(Recorded data)
§ §
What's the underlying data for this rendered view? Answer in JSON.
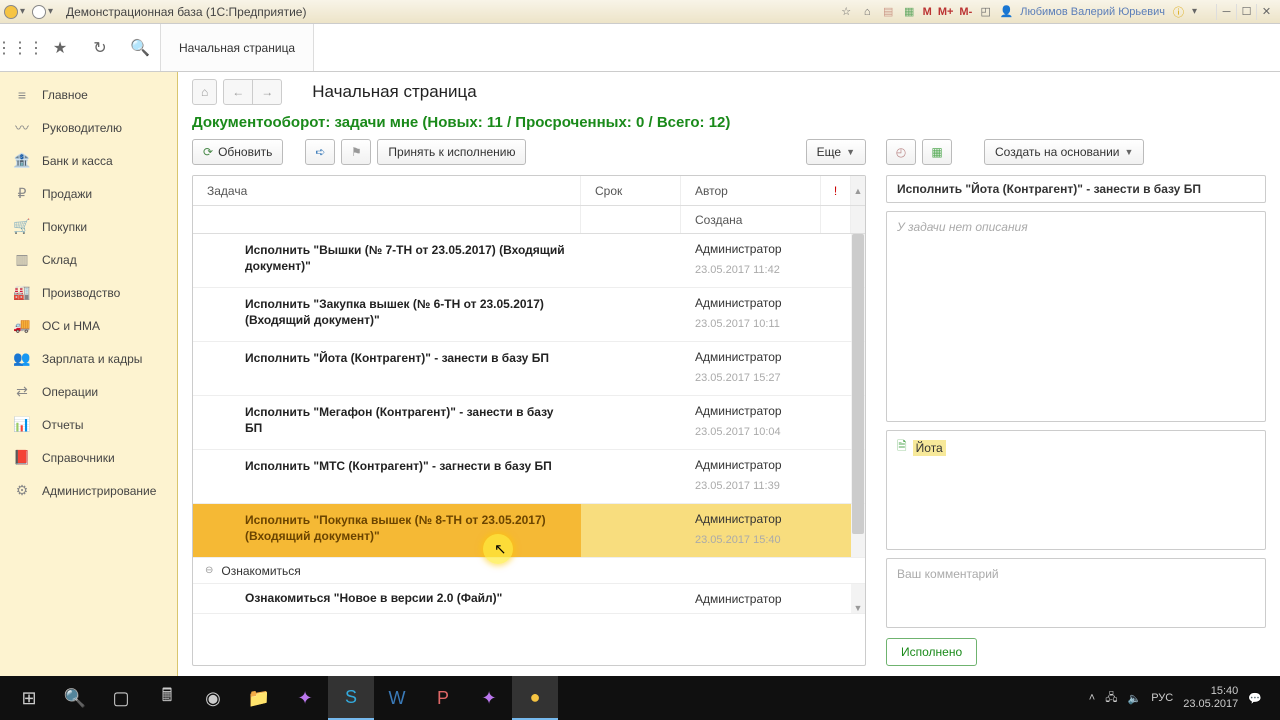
{
  "titlebar": {
    "title": "Демонстрационная база  (1С:Предприятие)",
    "m_label": "М",
    "m_plus": "М+",
    "m_minus": "М-",
    "user": "Любимов Валерий Юрьевич"
  },
  "toptool": {
    "tab_label": "Начальная страница"
  },
  "sidebar": {
    "items": [
      {
        "icon": "≡",
        "label": "Главное"
      },
      {
        "icon": "〰",
        "label": "Руководителю"
      },
      {
        "icon": "🏦",
        "label": "Банк и касса"
      },
      {
        "icon": "₽",
        "label": "Продажи"
      },
      {
        "icon": "🛒",
        "label": "Покупки"
      },
      {
        "icon": "▥",
        "label": "Склад"
      },
      {
        "icon": "🏭",
        "label": "Производство"
      },
      {
        "icon": "🚚",
        "label": "ОС и НМА"
      },
      {
        "icon": "👥",
        "label": "Зарплата и кадры"
      },
      {
        "icon": "⇄",
        "label": "Операции"
      },
      {
        "icon": "📊",
        "label": "Отчеты"
      },
      {
        "icon": "📕",
        "label": "Справочники"
      },
      {
        "icon": "⚙",
        "label": "Администрирование"
      }
    ]
  },
  "page": {
    "title": "Начальная страница",
    "status_line": "Документооборот: задачи мне (Новых: 11 / Просроченных: 0 / Всего: 12)"
  },
  "left_toolbar": {
    "refresh": "Обновить",
    "accept": "Принять к исполнению",
    "more": "Еще"
  },
  "right_toolbar": {
    "create_based": "Создать на основании"
  },
  "columns": {
    "task": "Задача",
    "due": "Срок",
    "author": "Автор",
    "priority": "!",
    "created": "Создана"
  },
  "tasks": [
    {
      "task": "Исполнить \"Вышки (№ 7-ТН от 23.05.2017) (Входящий документ)\"",
      "author": "Администратор",
      "created": "23.05.2017 11:42"
    },
    {
      "task": "Исполнить \"Закупка вышек (№ 6-ТН от 23.05.2017) (Входящий документ)\"",
      "author": "Администратор",
      "created": "23.05.2017 10:11"
    },
    {
      "task": "Исполнить \"Йота (Контрагент)\" - занести в базу БП",
      "author": "Администратор",
      "created": "23.05.2017 15:27"
    },
    {
      "task": "Исполнить \"Мегафон (Контрагент)\" - занести в базу БП",
      "author": "Администратор",
      "created": "23.05.2017 10:04"
    },
    {
      "task": "Исполнить \"МТС (Контрагент)\" - загнести в базу БП",
      "author": "Администратор",
      "created": "23.05.2017 11:39"
    },
    {
      "task": "Исполнить \"Покупка вышек (№ 8-ТН от 23.05.2017) (Входящий документ)\"",
      "author": "Администратор",
      "created": "23.05.2017 15:40",
      "selected": true
    }
  ],
  "group_label": "Ознакомиться",
  "last_task": {
    "task": "Ознакомиться \"Новое в версии 2.0 (Файл)\"",
    "author": "Администратор"
  },
  "detail": {
    "title": "Исполнить \"Йота (Контрагент)\" - занести в базу БП",
    "no_desc": "У задачи нет описания",
    "attachment": "Йота",
    "comment_placeholder": "Ваш комментарий",
    "done": "Исполнено"
  },
  "tray": {
    "lang": "РУС",
    "time": "15:40",
    "date": "23.05.2017"
  }
}
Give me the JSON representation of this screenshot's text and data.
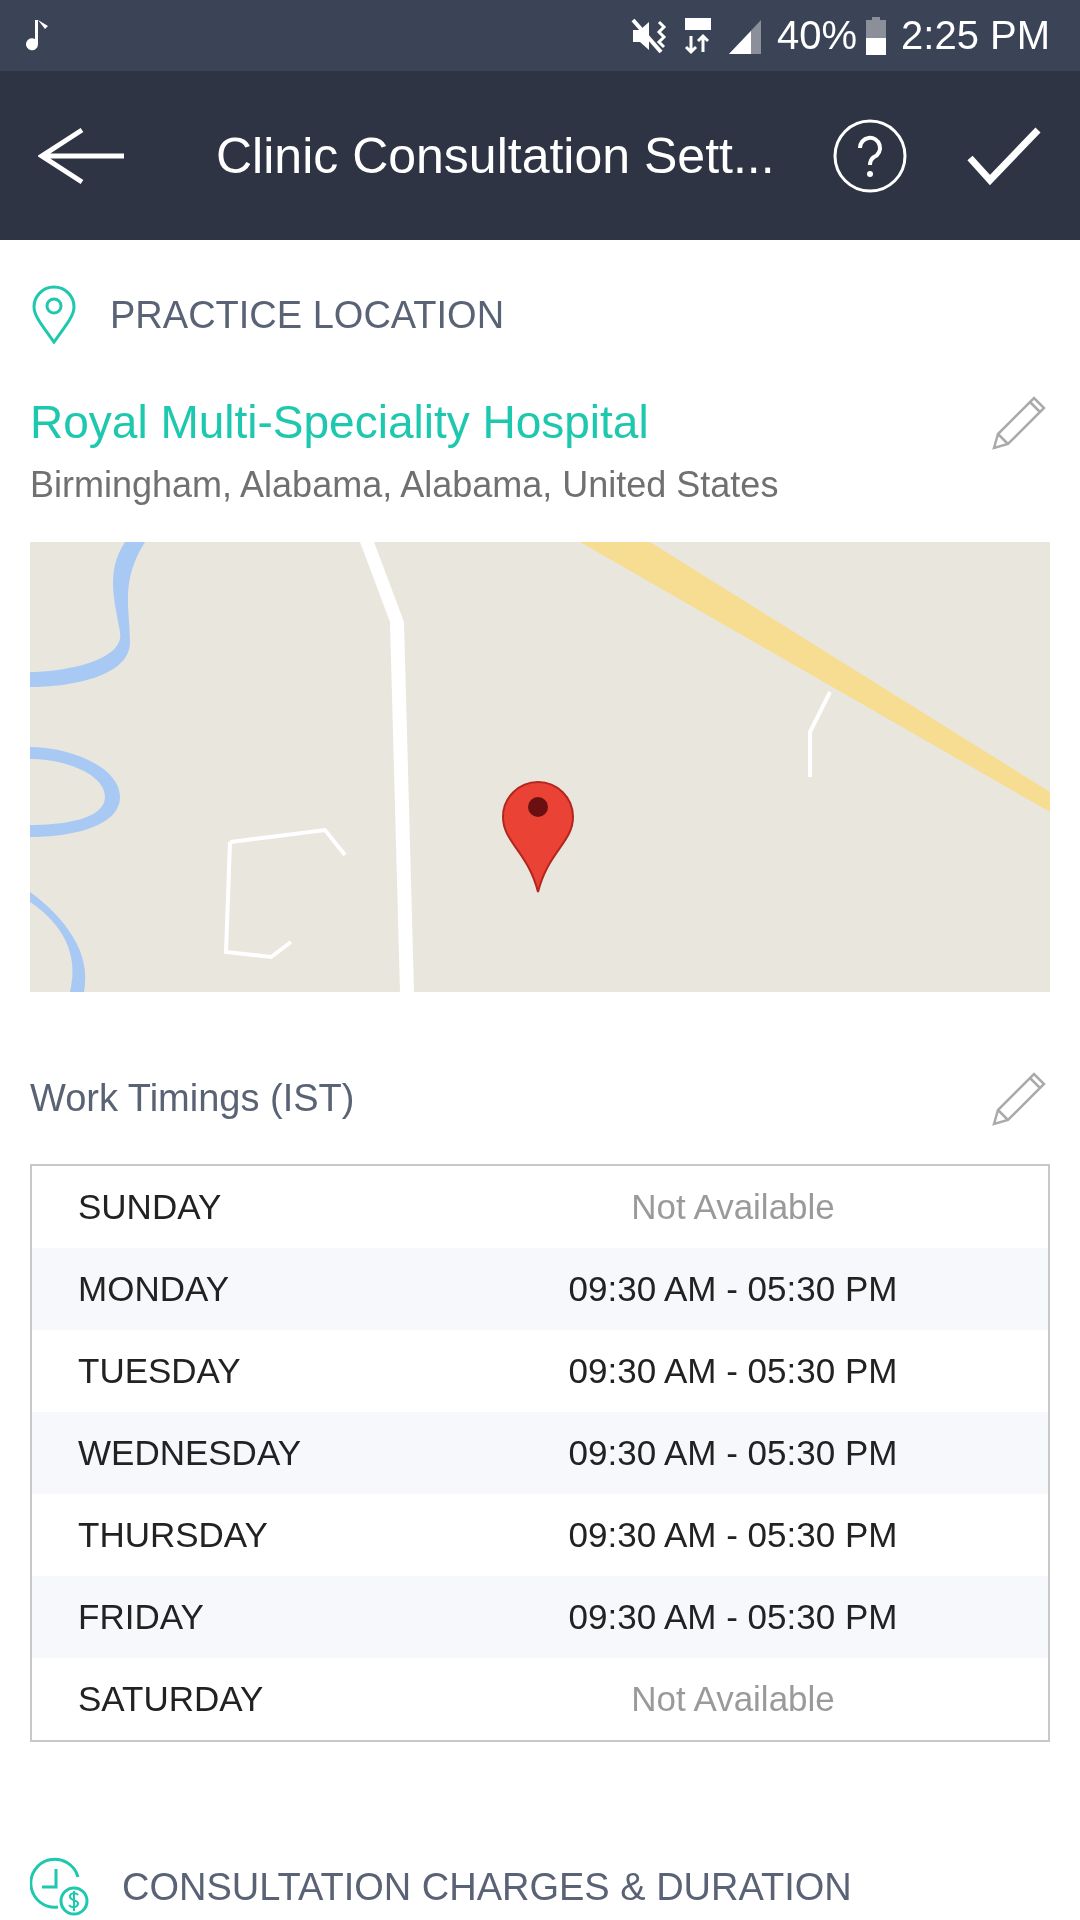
{
  "status_bar": {
    "battery": "40%",
    "time": "2:25 PM"
  },
  "app_bar": {
    "title": "Clinic Consultation Sett..."
  },
  "practice_location": {
    "heading": "PRACTICE LOCATION",
    "name": "Royal Multi-Speciality Hospital",
    "address": "Birmingham, Alabama, Alabama, United States"
  },
  "work_timings": {
    "heading": "Work Timings (IST)",
    "rows": [
      {
        "day": "SUNDAY",
        "hours": "Not Available",
        "available": false
      },
      {
        "day": "MONDAY",
        "hours": "09:30 AM - 05:30 PM",
        "available": true
      },
      {
        "day": "TUESDAY",
        "hours": "09:30 AM - 05:30 PM",
        "available": true
      },
      {
        "day": "WEDNESDAY",
        "hours": "09:30 AM - 05:30 PM",
        "available": true
      },
      {
        "day": "THURSDAY",
        "hours": "09:30 AM - 05:30 PM",
        "available": true
      },
      {
        "day": "FRIDAY",
        "hours": "09:30 AM - 05:30 PM",
        "available": true
      },
      {
        "day": "SATURDAY",
        "hours": "Not Available",
        "available": false
      }
    ]
  },
  "consultation": {
    "heading": "CONSULTATION CHARGES & DURATION"
  }
}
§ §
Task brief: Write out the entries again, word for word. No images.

Solution below:
What's the underlying data for this rendered view? Answer in JSON.
{
  "titlebar": {
    "title": "Демонстрационная база  (1С:Предприятие)",
    "m_label": "М",
    "m_plus": "М+",
    "m_minus": "М-",
    "user": "Любимов Валерий Юрьевич"
  },
  "toptool": {
    "tab_label": "Начальная страница"
  },
  "sidebar": {
    "items": [
      {
        "icon": "≡",
        "label": "Главное"
      },
      {
        "icon": "〰",
        "label": "Руководителю"
      },
      {
        "icon": "🏦",
        "label": "Банк и касса"
      },
      {
        "icon": "₽",
        "label": "Продажи"
      },
      {
        "icon": "🛒",
        "label": "Покупки"
      },
      {
        "icon": "▥",
        "label": "Склад"
      },
      {
        "icon": "🏭",
        "label": "Производство"
      },
      {
        "icon": "🚚",
        "label": "ОС и НМА"
      },
      {
        "icon": "👥",
        "label": "Зарплата и кадры"
      },
      {
        "icon": "⇄",
        "label": "Операции"
      },
      {
        "icon": "📊",
        "label": "Отчеты"
      },
      {
        "icon": "📕",
        "label": "Справочники"
      },
      {
        "icon": "⚙",
        "label": "Администрирование"
      }
    ]
  },
  "page": {
    "title": "Начальная страница",
    "status_line": "Документооборот: задачи мне (Новых: 11 / Просроченных: 0 / Всего: 12)"
  },
  "left_toolbar": {
    "refresh": "Обновить",
    "accept": "Принять к исполнению",
    "more": "Еще"
  },
  "right_toolbar": {
    "create_based": "Создать на основании"
  },
  "columns": {
    "task": "Задача",
    "due": "Срок",
    "author": "Автор",
    "priority": "!",
    "created": "Создана"
  },
  "tasks": [
    {
      "task": "Исполнить \"Вышки (№ 7-ТН от 23.05.2017) (Входящий документ)\"",
      "author": "Администратор",
      "created": "23.05.2017 11:42"
    },
    {
      "task": "Исполнить \"Закупка вышек (№ 6-ТН от 23.05.2017) (Входящий документ)\"",
      "author": "Администратор",
      "created": "23.05.2017 10:11"
    },
    {
      "task": "Исполнить \"Йота (Контрагент)\" - занести в базу БП",
      "author": "Администратор",
      "created": "23.05.2017 15:27"
    },
    {
      "task": "Исполнить \"Мегафон (Контрагент)\" - занести в базу БП",
      "author": "Администратор",
      "created": "23.05.2017 10:04"
    },
    {
      "task": "Исполнить \"МТС (Контрагент)\" - загнести в базу БП",
      "author": "Администратор",
      "created": "23.05.2017 11:39"
    },
    {
      "task": "Исполнить \"Покупка вышек (№ 8-ТН от 23.05.2017) (Входящий документ)\"",
      "author": "Администратор",
      "created": "23.05.2017 15:40",
      "selected": true
    }
  ],
  "group_label": "Ознакомиться",
  "last_task": {
    "task": "Ознакомиться \"Новое в версии 2.0 (Файл)\"",
    "author": "Администратор"
  },
  "detail": {
    "title": "Исполнить \"Йота (Контрагент)\" - занести в базу БП",
    "no_desc": "У задачи нет описания",
    "attachment": "Йота",
    "comment_placeholder": "Ваш комментарий",
    "done": "Исполнено"
  },
  "tray": {
    "lang": "РУС",
    "time": "15:40",
    "date": "23.05.2017"
  }
}
Give me the JSON representation of this screenshot's text and data.
{
  "status_bar": {
    "battery": "40%",
    "time": "2:25 PM"
  },
  "app_bar": {
    "title": "Clinic Consultation Sett..."
  },
  "practice_location": {
    "heading": "PRACTICE LOCATION",
    "name": "Royal Multi-Speciality Hospital",
    "address": "Birmingham, Alabama, Alabama, United States"
  },
  "work_timings": {
    "heading": "Work Timings (IST)",
    "rows": [
      {
        "day": "SUNDAY",
        "hours": "Not Available",
        "available": false
      },
      {
        "day": "MONDAY",
        "hours": "09:30 AM - 05:30 PM",
        "available": true
      },
      {
        "day": "TUESDAY",
        "hours": "09:30 AM - 05:30 PM",
        "available": true
      },
      {
        "day": "WEDNESDAY",
        "hours": "09:30 AM - 05:30 PM",
        "available": true
      },
      {
        "day": "THURSDAY",
        "hours": "09:30 AM - 05:30 PM",
        "available": true
      },
      {
        "day": "FRIDAY",
        "hours": "09:30 AM - 05:30 PM",
        "available": true
      },
      {
        "day": "SATURDAY",
        "hours": "Not Available",
        "available": false
      }
    ]
  },
  "consultation": {
    "heading": "CONSULTATION CHARGES & DURATION"
  }
}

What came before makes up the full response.